Objective - To examine the role of prostaglandins and enteric nerves in mediating intestinal secretion induced by enterotoxigenic Escherichia coli heat-stable enterotoxin (STa) in pig jejunum and distal portion of the colon Animals - Two- to 3-week-old suckling crossbred pigs were studied Design - Changes in ion transport in response to mucosal addition of E coli STa to jejunal and colonic tissues were studied in the presence and absence of inhibitors Procedure - Flat sheets of muscle-stripped proximal portions of the jejunum and distal portions of the colon were mounted in Ussing chambers equipped to measure changes in short-circuit current (lsc), a measure of active ion transport.

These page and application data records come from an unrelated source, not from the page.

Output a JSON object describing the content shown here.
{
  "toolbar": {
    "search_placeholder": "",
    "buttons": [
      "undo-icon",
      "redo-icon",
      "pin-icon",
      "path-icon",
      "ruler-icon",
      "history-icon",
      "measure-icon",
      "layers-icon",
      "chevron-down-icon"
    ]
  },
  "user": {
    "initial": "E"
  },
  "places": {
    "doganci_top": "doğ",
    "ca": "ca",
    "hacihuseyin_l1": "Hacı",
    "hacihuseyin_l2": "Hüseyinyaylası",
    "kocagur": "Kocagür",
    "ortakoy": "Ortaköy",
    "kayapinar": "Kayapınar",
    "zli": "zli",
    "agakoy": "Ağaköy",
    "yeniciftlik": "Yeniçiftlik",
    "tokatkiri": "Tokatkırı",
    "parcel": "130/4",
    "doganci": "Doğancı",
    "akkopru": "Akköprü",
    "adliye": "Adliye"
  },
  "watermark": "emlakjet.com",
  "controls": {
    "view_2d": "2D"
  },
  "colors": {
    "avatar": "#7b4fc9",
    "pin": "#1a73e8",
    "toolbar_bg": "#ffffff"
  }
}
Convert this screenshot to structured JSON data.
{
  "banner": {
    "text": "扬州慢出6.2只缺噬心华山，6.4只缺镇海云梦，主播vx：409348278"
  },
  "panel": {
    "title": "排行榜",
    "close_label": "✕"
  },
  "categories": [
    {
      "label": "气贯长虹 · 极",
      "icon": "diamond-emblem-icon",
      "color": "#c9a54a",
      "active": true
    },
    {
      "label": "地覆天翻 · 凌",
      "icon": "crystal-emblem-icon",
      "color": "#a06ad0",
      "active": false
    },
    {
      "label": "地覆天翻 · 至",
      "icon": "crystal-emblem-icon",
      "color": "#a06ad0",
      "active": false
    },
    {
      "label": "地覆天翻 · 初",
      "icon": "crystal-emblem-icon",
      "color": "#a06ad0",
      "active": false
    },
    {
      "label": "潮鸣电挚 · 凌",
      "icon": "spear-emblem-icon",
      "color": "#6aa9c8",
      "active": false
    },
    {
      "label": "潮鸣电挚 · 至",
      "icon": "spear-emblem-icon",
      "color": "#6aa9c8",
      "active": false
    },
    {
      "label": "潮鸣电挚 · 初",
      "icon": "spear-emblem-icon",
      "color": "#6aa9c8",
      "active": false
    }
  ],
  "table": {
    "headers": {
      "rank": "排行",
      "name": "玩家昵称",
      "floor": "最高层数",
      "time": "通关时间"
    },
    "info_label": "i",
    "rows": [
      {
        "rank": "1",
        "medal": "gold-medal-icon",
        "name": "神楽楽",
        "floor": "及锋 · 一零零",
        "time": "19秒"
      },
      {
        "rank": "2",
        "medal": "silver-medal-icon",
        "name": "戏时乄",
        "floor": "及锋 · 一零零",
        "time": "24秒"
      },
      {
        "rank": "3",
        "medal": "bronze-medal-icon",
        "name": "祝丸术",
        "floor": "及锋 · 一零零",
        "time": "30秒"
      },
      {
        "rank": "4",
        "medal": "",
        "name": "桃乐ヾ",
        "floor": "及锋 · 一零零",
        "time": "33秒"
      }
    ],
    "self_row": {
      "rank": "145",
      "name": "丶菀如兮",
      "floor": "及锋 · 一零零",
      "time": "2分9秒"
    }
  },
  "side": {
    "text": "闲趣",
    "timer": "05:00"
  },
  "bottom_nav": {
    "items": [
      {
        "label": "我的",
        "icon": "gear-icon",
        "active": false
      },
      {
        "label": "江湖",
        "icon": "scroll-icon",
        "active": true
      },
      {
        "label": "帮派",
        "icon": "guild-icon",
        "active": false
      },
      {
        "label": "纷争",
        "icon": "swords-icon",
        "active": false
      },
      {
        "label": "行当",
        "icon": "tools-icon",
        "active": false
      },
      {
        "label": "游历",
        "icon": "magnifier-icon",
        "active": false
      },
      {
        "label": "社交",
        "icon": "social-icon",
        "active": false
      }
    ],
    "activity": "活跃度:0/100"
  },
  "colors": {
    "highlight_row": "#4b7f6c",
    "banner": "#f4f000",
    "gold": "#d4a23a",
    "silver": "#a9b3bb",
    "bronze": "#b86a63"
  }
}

Tissues were exposed to 200 ng of STa/ml administered to mucosal solutions, and subsequent changes in lsc were recorded. Results - In control tissues, changes in lsc induced by STa in the distal colon were significantly greater (21.4 ± 4 μA/cm2) than those observed in the jejunum (14.0 ± 2 μA/cm2). When either segment was exposed to the neurotoxin, tetrodotoxin, or to the nitric oxide synthase inhibitor, NG-nitro-L-arginine-methyl ester, lsc responses to STa were unchanged, suggesting no involvement of sub-mucosal nerves in mediating STa-induced secretion. When tissues from the distal portion of the colon and jejunum were pretreated with piroxicam, a prostaglandin synthesis inhibitor, the STa-induced lsc response was significantly reduced by 52 and 57%, respectively. Conclusions - These results indicate that the pig jejunum and distal portion of the colon are sensitive to the secretory actions of enterotoxigenic E coli STa, and that the responses are mediated, in part, by release of prostaglandins.
|Number of pages||5|
|Journal||American Journal of Veterinary Research|
|State||Published - Feb 1996|
ASJC Scopus subject areas
- Veterinary (all)